Problem to solve — Print the records exactly and in full, please; the pictures stay out.
--------------------------------------------------
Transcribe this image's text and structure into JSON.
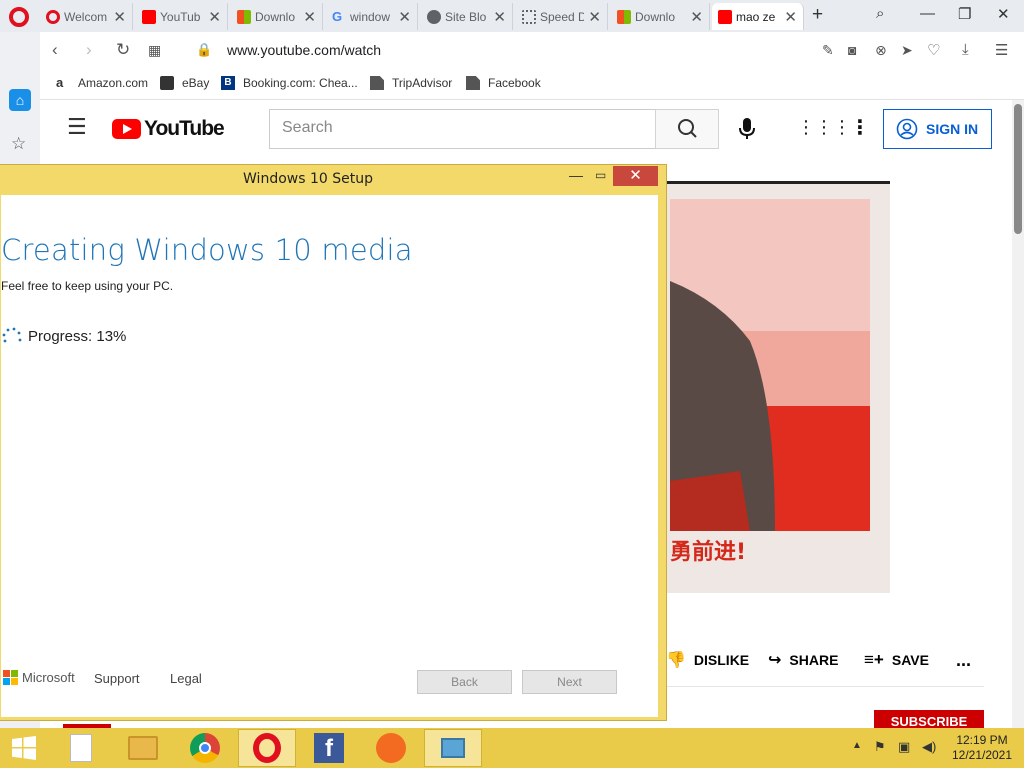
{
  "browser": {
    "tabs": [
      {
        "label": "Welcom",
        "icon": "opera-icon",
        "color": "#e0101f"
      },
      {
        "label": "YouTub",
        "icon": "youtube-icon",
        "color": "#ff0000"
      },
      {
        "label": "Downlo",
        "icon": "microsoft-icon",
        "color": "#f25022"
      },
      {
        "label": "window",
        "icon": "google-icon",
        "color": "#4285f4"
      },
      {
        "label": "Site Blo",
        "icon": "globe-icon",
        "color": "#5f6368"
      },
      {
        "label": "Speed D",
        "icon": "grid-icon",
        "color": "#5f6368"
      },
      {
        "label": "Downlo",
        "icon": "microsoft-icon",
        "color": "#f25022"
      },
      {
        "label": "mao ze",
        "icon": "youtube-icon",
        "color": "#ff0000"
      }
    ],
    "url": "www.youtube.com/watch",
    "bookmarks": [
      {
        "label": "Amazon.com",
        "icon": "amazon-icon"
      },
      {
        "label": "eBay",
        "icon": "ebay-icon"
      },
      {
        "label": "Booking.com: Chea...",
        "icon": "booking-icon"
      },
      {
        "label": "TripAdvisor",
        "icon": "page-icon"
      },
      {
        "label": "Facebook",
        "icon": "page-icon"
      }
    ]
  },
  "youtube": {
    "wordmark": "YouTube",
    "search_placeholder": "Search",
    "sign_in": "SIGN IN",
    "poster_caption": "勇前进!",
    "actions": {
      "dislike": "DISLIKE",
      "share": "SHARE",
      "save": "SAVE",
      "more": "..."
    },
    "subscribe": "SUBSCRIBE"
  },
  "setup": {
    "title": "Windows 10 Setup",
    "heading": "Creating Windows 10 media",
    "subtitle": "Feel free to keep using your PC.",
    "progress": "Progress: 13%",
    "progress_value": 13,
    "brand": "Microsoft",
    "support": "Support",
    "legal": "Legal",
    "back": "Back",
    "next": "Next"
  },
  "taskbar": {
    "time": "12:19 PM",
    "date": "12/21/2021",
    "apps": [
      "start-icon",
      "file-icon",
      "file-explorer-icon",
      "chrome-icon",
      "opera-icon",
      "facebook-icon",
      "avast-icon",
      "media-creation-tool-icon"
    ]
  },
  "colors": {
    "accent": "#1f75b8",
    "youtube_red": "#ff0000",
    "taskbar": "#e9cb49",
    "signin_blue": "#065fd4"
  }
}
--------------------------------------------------
Answer to this exercise —
Transcribe this image's text and structure into JSON.
{
  "browser": {
    "tabs": [
      {
        "label": "Welcom",
        "icon": "opera-icon",
        "color": "#e0101f"
      },
      {
        "label": "YouTub",
        "icon": "youtube-icon",
        "color": "#ff0000"
      },
      {
        "label": "Downlo",
        "icon": "microsoft-icon",
        "color": "#f25022"
      },
      {
        "label": "window",
        "icon": "google-icon",
        "color": "#4285f4"
      },
      {
        "label": "Site Blo",
        "icon": "globe-icon",
        "color": "#5f6368"
      },
      {
        "label": "Speed D",
        "icon": "grid-icon",
        "color": "#5f6368"
      },
      {
        "label": "Downlo",
        "icon": "microsoft-icon",
        "color": "#f25022"
      },
      {
        "label": "mao ze",
        "icon": "youtube-icon",
        "color": "#ff0000"
      }
    ],
    "url": "www.youtube.com/watch",
    "bookmarks": [
      {
        "label": "Amazon.com",
        "icon": "amazon-icon"
      },
      {
        "label": "eBay",
        "icon": "ebay-icon"
      },
      {
        "label": "Booking.com: Chea...",
        "icon": "booking-icon"
      },
      {
        "label": "TripAdvisor",
        "icon": "page-icon"
      },
      {
        "label": "Facebook",
        "icon": "page-icon"
      }
    ]
  },
  "youtube": {
    "wordmark": "YouTube",
    "search_placeholder": "Search",
    "sign_in": "SIGN IN",
    "poster_caption": "勇前进!",
    "actions": {
      "dislike": "DISLIKE",
      "share": "SHARE",
      "save": "SAVE",
      "more": "..."
    },
    "subscribe": "SUBSCRIBE"
  },
  "setup": {
    "title": "Windows 10 Setup",
    "heading": "Creating Windows 10 media",
    "subtitle": "Feel free to keep using your PC.",
    "progress": "Progress: 13%",
    "progress_value": 13,
    "brand": "Microsoft",
    "support": "Support",
    "legal": "Legal",
    "back": "Back",
    "next": "Next"
  },
  "taskbar": {
    "time": "12:19 PM",
    "date": "12/21/2021",
    "apps": [
      "start-icon",
      "file-icon",
      "file-explorer-icon",
      "chrome-icon",
      "opera-icon",
      "facebook-icon",
      "avast-icon",
      "media-creation-tool-icon"
    ]
  },
  "colors": {
    "accent": "#1f75b8",
    "youtube_red": "#ff0000",
    "taskbar": "#e9cb49",
    "signin_blue": "#065fd4"
  }
}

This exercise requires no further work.